Opinion by Tracey OlsonJeff ZuegerRyan CarterJodi Johnson, and Keshav Rajpal

We are extremely proud to represent the ethanol industry in 2023. Leadership from farmers, entrepreneurs, and policy makers gave this industry its beginning decades ago. And it is leadership from farmers, entrepreneurs, and policy makers that will now extend the life and strength of this industry in a market that is asking for low-carbon sustainable renewable fuels.

Today, the ethanol industry grinds anywhere from 40% to 60% of the corn grown in North Dakota. We contribute nearly $1.7 billion annually to the state’s economy, and the industry supports thousands of jobs.
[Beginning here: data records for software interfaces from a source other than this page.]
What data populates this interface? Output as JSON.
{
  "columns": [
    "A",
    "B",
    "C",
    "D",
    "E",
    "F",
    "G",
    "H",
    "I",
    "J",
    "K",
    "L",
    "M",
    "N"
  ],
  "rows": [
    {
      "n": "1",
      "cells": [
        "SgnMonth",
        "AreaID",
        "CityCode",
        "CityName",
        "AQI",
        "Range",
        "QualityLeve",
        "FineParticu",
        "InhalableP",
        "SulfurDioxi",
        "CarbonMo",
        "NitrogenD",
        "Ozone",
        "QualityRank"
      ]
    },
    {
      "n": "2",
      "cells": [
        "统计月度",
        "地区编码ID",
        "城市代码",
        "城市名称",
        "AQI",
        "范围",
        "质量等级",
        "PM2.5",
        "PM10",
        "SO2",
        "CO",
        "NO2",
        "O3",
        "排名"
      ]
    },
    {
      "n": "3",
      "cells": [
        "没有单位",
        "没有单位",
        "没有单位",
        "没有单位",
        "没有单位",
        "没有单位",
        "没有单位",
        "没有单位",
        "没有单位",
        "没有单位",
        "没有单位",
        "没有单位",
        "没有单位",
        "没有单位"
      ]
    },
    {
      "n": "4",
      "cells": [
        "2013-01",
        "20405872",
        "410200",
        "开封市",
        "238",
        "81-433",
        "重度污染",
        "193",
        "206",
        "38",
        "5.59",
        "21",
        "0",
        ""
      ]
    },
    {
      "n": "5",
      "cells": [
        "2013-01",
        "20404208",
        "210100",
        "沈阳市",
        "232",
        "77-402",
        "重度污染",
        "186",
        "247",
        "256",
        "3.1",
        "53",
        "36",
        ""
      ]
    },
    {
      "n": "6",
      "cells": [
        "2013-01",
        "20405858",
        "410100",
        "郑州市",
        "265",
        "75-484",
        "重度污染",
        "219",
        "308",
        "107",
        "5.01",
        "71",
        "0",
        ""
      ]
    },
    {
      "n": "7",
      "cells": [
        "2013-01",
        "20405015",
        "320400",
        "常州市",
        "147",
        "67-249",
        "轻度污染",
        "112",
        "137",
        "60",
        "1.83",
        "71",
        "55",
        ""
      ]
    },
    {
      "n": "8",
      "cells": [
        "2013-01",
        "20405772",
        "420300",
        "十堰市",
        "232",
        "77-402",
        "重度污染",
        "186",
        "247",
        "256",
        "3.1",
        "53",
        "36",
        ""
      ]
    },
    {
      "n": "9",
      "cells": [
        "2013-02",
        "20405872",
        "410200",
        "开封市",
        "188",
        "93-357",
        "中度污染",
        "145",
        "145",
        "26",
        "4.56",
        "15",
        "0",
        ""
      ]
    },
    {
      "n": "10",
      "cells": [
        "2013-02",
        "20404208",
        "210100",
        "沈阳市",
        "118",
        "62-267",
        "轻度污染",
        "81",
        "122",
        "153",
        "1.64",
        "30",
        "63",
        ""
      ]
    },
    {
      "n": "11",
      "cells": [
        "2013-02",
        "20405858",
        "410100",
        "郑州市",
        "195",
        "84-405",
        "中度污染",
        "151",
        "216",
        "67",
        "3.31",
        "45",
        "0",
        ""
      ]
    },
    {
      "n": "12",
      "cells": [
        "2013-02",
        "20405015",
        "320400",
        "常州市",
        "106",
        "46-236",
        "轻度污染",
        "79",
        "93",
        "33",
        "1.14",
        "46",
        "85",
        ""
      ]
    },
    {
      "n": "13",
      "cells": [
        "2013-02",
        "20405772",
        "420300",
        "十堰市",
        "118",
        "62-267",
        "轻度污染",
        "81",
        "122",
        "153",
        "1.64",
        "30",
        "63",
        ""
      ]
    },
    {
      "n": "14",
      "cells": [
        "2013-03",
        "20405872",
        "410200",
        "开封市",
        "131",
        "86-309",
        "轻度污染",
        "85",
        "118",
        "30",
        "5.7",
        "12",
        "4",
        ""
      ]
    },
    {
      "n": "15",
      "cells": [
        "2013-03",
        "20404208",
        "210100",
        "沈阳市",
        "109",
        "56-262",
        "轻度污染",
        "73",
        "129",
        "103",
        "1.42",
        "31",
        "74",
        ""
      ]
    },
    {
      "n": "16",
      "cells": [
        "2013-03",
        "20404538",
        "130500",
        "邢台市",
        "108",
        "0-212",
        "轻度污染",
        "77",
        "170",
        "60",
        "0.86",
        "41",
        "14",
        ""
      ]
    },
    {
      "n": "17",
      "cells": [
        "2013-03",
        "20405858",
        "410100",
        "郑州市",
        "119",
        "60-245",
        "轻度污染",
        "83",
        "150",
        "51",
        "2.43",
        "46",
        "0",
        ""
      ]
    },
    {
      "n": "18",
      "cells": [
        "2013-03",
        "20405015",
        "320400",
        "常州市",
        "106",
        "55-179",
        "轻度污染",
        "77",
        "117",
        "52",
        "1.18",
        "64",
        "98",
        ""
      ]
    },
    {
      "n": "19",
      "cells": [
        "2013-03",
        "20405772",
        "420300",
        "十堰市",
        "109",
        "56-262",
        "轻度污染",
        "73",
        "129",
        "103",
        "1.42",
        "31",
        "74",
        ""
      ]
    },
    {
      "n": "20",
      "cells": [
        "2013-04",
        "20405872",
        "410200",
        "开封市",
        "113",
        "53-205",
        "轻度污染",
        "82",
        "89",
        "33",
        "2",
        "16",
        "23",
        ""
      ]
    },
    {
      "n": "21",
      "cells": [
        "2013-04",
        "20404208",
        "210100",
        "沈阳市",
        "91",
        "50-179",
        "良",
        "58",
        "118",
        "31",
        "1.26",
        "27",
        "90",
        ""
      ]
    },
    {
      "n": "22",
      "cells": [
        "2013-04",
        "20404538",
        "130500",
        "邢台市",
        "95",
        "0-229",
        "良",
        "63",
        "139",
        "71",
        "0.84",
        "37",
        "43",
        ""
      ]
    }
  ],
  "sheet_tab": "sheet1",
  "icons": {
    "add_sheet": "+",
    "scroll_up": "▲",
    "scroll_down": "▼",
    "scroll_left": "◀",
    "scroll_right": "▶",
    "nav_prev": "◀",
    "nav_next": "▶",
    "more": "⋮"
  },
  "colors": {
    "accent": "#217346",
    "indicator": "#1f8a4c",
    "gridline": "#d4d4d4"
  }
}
Thanks to an innovative private sector and supportive state government, our production capacity is more than five times what it was a decade ago. Perhaps most importantly, it has provided additional value to the state’s farmers—creating a lift of $.50 to $1 for every bushel. This needs to be celebrated.

To continue the industry’s strength and growth, we need access to new markets that are requiring low carbon fuels—from emerging and expanding North American markets to feedstock for sustainable aviation fuel. North Dakota is already leading the way. Red Trail Energy in Richardton has been capturing and storing the CO2 it produces for well over a year. They were the first-Class VI injection well approved by a state regulator with EPA primacy. The Blue Flint plant just started injecting its CO2 into the ground last week. Tharaldson Ethanol has signed onto the Summit Carbon Solutions project, which will capture CO2 from various Midwest ethanol plants and store it in central North Dakota

These CO2 projects and new markets provide North Dakota agriculture with tremendous advantages. We believe that storing CO2 is only the beginning. New technologies are being developed to utilize CO2 for products such as anhydrous ammonia and urea, as well as green methanol and other low-carbon chemicals. These CO2 projects and new markets will bring stability and growth to our industry and the growers that supply us with corn.

We all have to start supporting these carbon projects. Farmers, landowners, ethanol producers, counties, state agencies and others need to work together to better understand the importance of these projects to agriculture in our state. We are committed to getting these projects operational so that our state can continue to export the goods we produce. We invite those who want to see agriculture flourish in our state to learn more about and support these projects. At the end of the day, the ethanol industry stands firmly in support of our members and their projects to bring more value to North Dakota.